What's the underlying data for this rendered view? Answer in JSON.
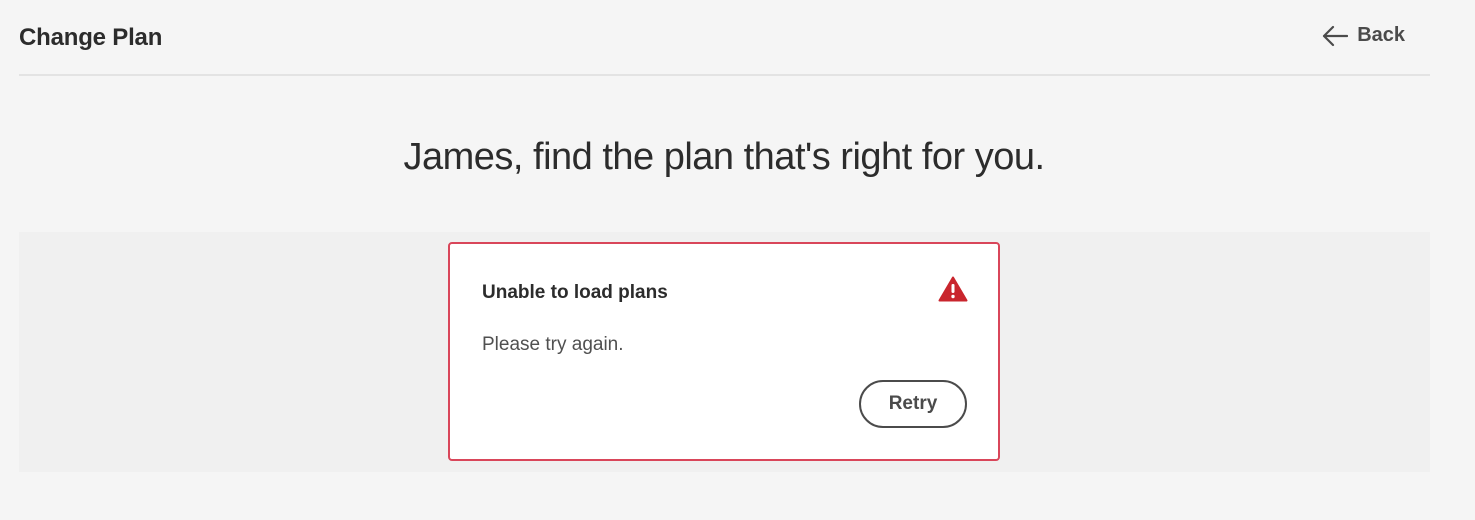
{
  "header": {
    "title": "Change Plan",
    "back_label": "Back",
    "back_icon": "arrow-left-icon"
  },
  "main": {
    "headline": "James, find the plan that's right for you."
  },
  "error_card": {
    "title": "Unable to load plans",
    "message": "Please try again.",
    "retry_label": "Retry",
    "icon": "alert-triangle-icon",
    "border_color": "#d9465a",
    "icon_color": "#c9252d"
  }
}
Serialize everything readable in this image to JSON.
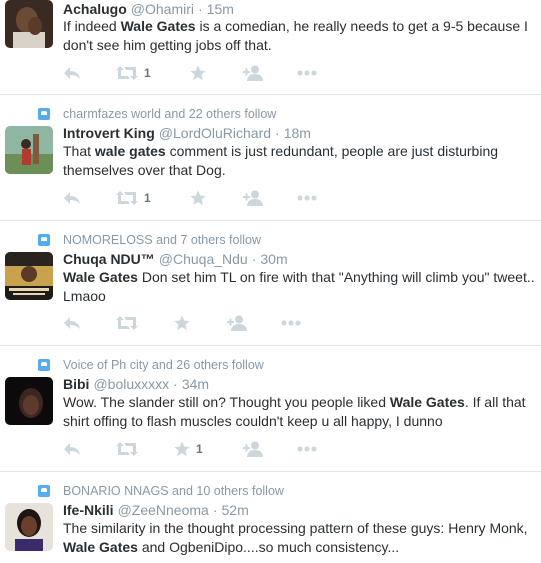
{
  "tweets": [
    {
      "context": "",
      "name": "Achalugo",
      "handle": "@Ohamiri",
      "time": "15m",
      "text_parts": [
        "If indeed ",
        "Wale Gates",
        " is a comedian, he really needs to get a 9-5 because I don't see him getting jobs off that."
      ],
      "retweet_count": "1",
      "favorite_count": "",
      "avatar": "man-hand-on-face-photo"
    },
    {
      "context": "charmfazes world and 22 others follow",
      "name": "Introvert King",
      "handle": "@LordOluRichard",
      "time": "18m",
      "text_parts": [
        "That ",
        "wale gates",
        " comment is just redundant, people are just disturbing themselves over that Dog."
      ],
      "retweet_count": "1",
      "favorite_count": "",
      "avatar": "man-outdoors-photo"
    },
    {
      "context": "NOMORELOSS and 7 others follow",
      "name": "Chuqa NDU™",
      "handle": "@Chuqa_Ndu",
      "time": "30m",
      "text_parts": [
        "",
        "Wale Gates",
        " Don set him TL on fire with that \"Anything will climb you\" tweet.. Lmaoo"
      ],
      "retweet_count": "",
      "favorite_count": "",
      "avatar": "excuse-me-dance-poster"
    },
    {
      "context": "Voice of Ph city and 26 others follow",
      "name": "Bibi",
      "handle": "@boluxxxxx",
      "time": "34m",
      "text_parts": [
        "Wow. The slander still on? Thought you people liked ",
        "Wale Gates",
        ". If all that shirt offing to flash muscles couldn't keep u all happy, I dunno"
      ],
      "retweet_count": "",
      "favorite_count": "1",
      "avatar": "dark-selfie-photo"
    },
    {
      "context": "BONARIO NNAGS and 10 others follow",
      "name": "Ife-Nkili",
      "handle": "@ZeeNneoma",
      "time": "52m",
      "text_parts": [
        "The similarity in the thought processing pattern of these guys: Henry Monk, ",
        "Wale Gates",
        " and OgbeniDipo....so much consistency..."
      ],
      "retweet_count": "",
      "favorite_count": "",
      "avatar": "woman-portrait-photo"
    }
  ],
  "colors": {
    "accent": "#55acee",
    "muted": "#8899a6",
    "icon": "#ccd6dd",
    "text": "#292f33"
  }
}
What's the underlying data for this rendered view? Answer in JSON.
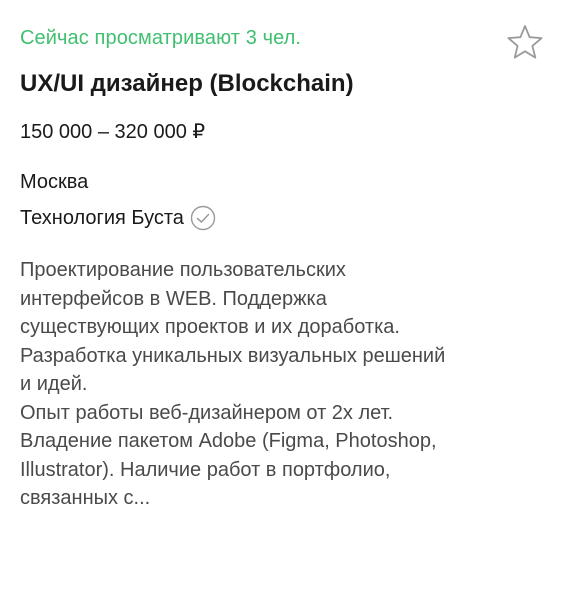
{
  "vacancy": {
    "viewers_text": "Сейчас просматривают 3 чел.",
    "title": "UX/UI дизайнер (Blockchain)",
    "salary": "150 000 – 320 000 ₽",
    "city": "Москва",
    "company": "Технология Буста",
    "company_verified_icon": "check-circle-icon",
    "favorite_icon": "star-outline-icon",
    "description_lines": [
      "Проектирование пользовательских",
      "интерфейсов в WEB. Поддержка",
      "существующих проектов и их доработка.",
      "Разработка уникальных визуальных решений",
      "и идей.",
      "Опыт работы веб-дизайнером от 2х лет.",
      "Владение пакетом Adobe (Figma, Photoshop,",
      "Illustrator). Наличие работ в портфолио,",
      "связанных с..."
    ]
  },
  "colors": {
    "viewers": "#3fbf6f",
    "title": "#1a1a1a",
    "description": "#4a4a4a",
    "icon": "#9a9a9a"
  }
}
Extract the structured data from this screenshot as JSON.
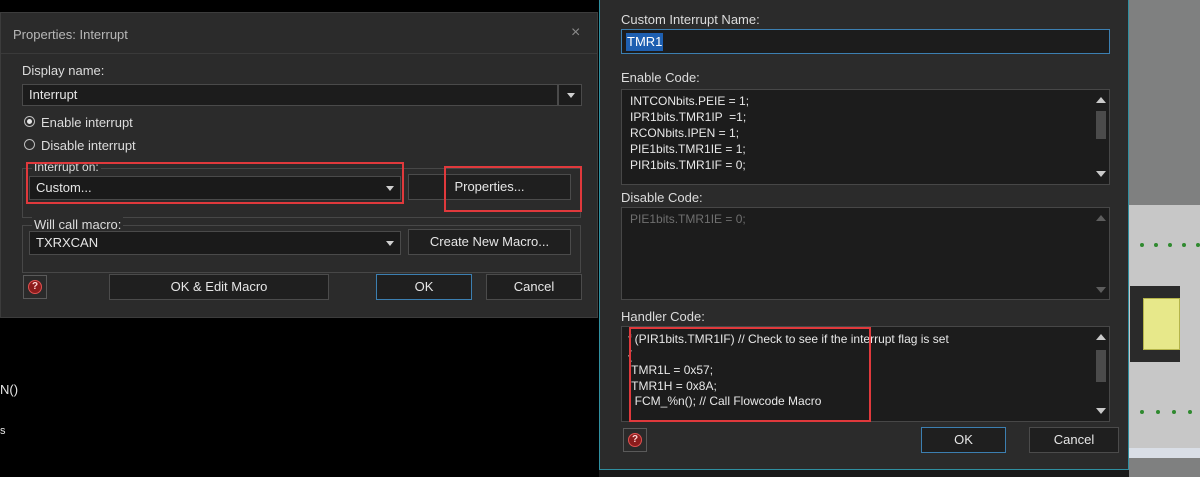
{
  "left_dialog": {
    "title": "Properties: Interrupt",
    "close_glyph": "×",
    "display_name_label": "Display name:",
    "display_name_value": "Interrupt",
    "enable_label": "Enable interrupt",
    "disable_label": "Disable interrupt",
    "enable_selected": true,
    "interrupt_on_label": "Interrupt on:",
    "interrupt_on_value": "Custom...",
    "properties_button": "Properties...",
    "will_call_label": "Will call macro:",
    "will_call_value": "TXRXCAN",
    "create_macro_button": "Create New Macro...",
    "ok_edit_button": "OK & Edit Macro",
    "ok_button": "OK",
    "cancel_button": "Cancel",
    "help_glyph": "?"
  },
  "background": {
    "fragment_1": "N()",
    "fragment_2": "s"
  },
  "right_dialog": {
    "name_label": "Custom Interrupt Name:",
    "name_value": "TMR1",
    "enable_code_label": "Enable Code:",
    "enable_code": [
      "INTCONbits.PEIE = 1;",
      "IPR1bits.TMR1IP  =1;",
      "RCONbits.IPEN = 1;",
      "PIE1bits.TMR1IE = 1;",
      "PIR1bits.TMR1IF = 0;"
    ],
    "disable_code_label": "Disable Code:",
    "disable_code": [
      "PIE1bits.TMR1IE = 0;"
    ],
    "handler_code_label": "Handler Code:",
    "handler_code": [
      "f (PIR1bits.TMR1IF) // Check to see if the interrupt flag is set",
      "{",
      " TMR1L = 0x57;",
      " TMR1H = 0x8A;",
      "  FCM_%n(); // Call Flowcode Macro"
    ],
    "ok_button": "OK",
    "cancel_button": "Cancel",
    "help_glyph": "?"
  },
  "colors": {
    "dialog_bg": "#2b2b2b",
    "field_bg": "#1c1c1c",
    "highlight_red": "#e0393c",
    "focus_blue": "#3c7fb1",
    "selection_blue": "#1e5fb0",
    "window_border_teal": "#2f8fa0"
  }
}
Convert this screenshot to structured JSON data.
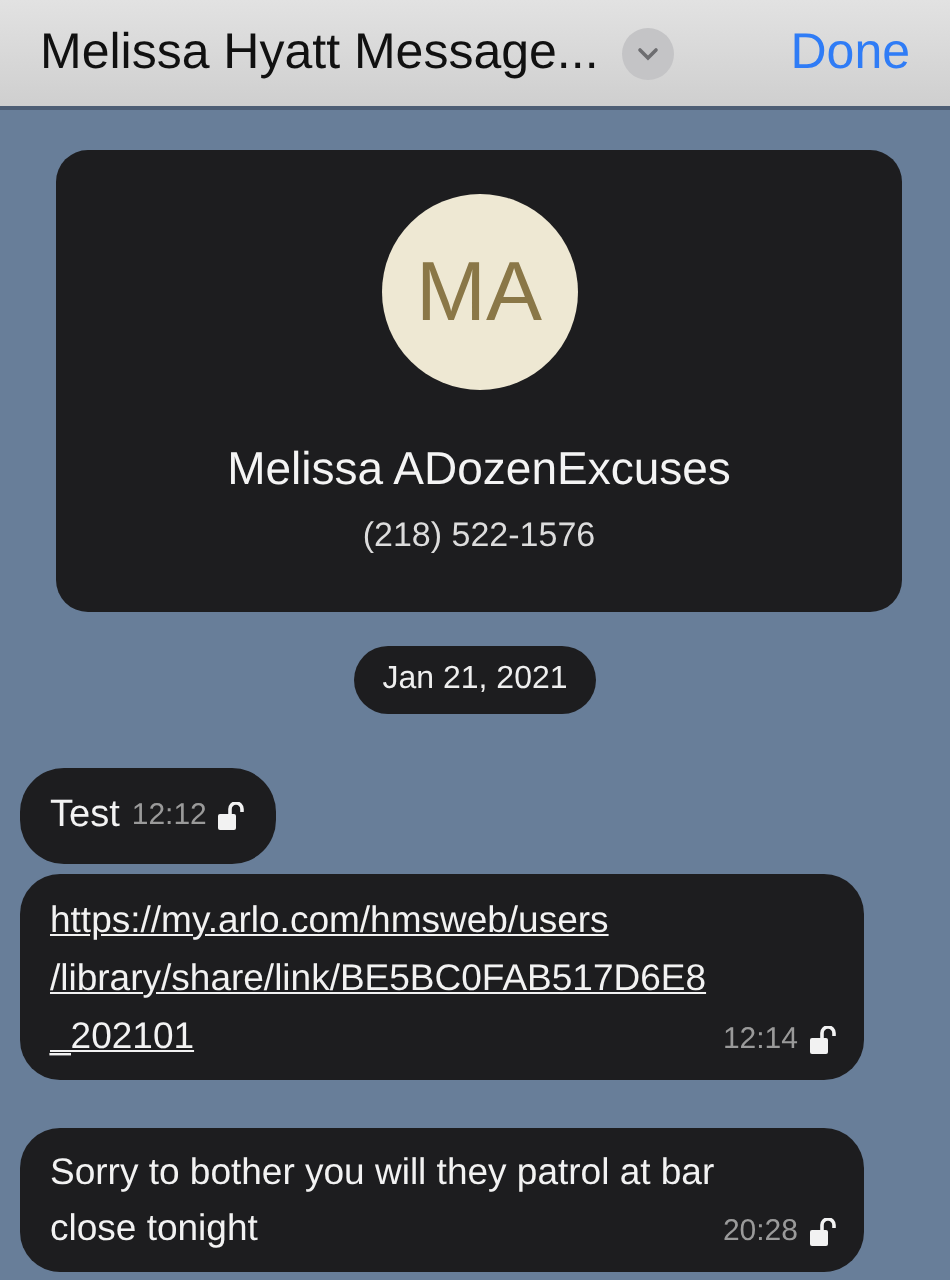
{
  "header": {
    "title": "Melissa Hyatt Message...",
    "done": "Done"
  },
  "contact": {
    "initials": "MA",
    "name": "Melissa ADozenExcuses",
    "phone": "(218) 522-1576"
  },
  "date": "Jan 21, 2021",
  "messages": [
    {
      "kind": "text",
      "lines": [
        "Test"
      ],
      "time": "12:12"
    },
    {
      "kind": "link",
      "lines": [
        "https://my.arlo.com/hmsweb/users",
        "/library/share/link/BE5BC0FAB517D6E8",
        "_202101"
      ],
      "time": "12:14"
    },
    {
      "kind": "text",
      "lines": [
        "Sorry to bother you will they patrol at bar",
        "close tonight"
      ],
      "time": "20:28"
    }
  ]
}
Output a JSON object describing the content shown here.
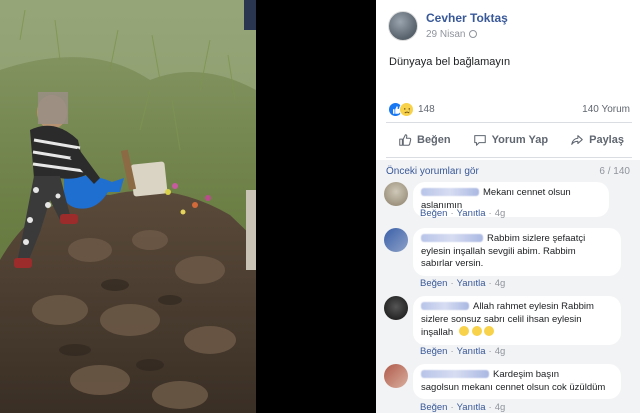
{
  "post": {
    "author": "Cevher Toktaş",
    "date": "29 Nisan",
    "text": "Dünyaya bel bağlamayın",
    "reaction_count": "148",
    "comment_count": "140 Yorum"
  },
  "actions": {
    "like": "Beğen",
    "comment": "Yorum Yap",
    "share": "Paylaş"
  },
  "comments_section": {
    "previous_link": "Önceki yorumları gör",
    "paging": "6 / 140"
  },
  "comments": [
    {
      "line1": "Mekanı cennet olsun aslanımın",
      "line2": "",
      "line3": "",
      "like": "Beğen",
      "reply": "Yanıtla",
      "time": "4g"
    },
    {
      "line1": "Rabbim sizlere şefaatçi",
      "line2": "eylesin inşallah sevgili abim. Rabbim",
      "line3": "sabırlar versin.",
      "like": "Beğen",
      "reply": "Yanıtla",
      "time": "4g"
    },
    {
      "line1": "Allah rahmet eylesin Rabbim",
      "line2": "sizlere sonsuz sabrı celil ihsan eylesin",
      "line3": "inşallah",
      "like": "Beğen",
      "reply": "Yanıtla",
      "time": "4g"
    },
    {
      "line1": "Kardeşim başın",
      "line2": "sagolsun mekanı cennet olsun cok üzüldüm",
      "line3": "",
      "like": "Beğen",
      "reply": "Yanıtla",
      "time": "4g"
    }
  ],
  "colors": {
    "link": "#385898",
    "muted": "#90949c",
    "comment_bg": "#f2f3f5",
    "like_blue": "#1877f2"
  },
  "icons": [
    "like-icon",
    "comment-icon",
    "share-icon",
    "globe-icon",
    "sad-emoji-icon"
  ]
}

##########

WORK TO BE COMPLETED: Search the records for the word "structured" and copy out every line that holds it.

COMPLETED TASK:
Extract the structured data from this screenshot as JSON.
Convert this screenshot to structured JSON data.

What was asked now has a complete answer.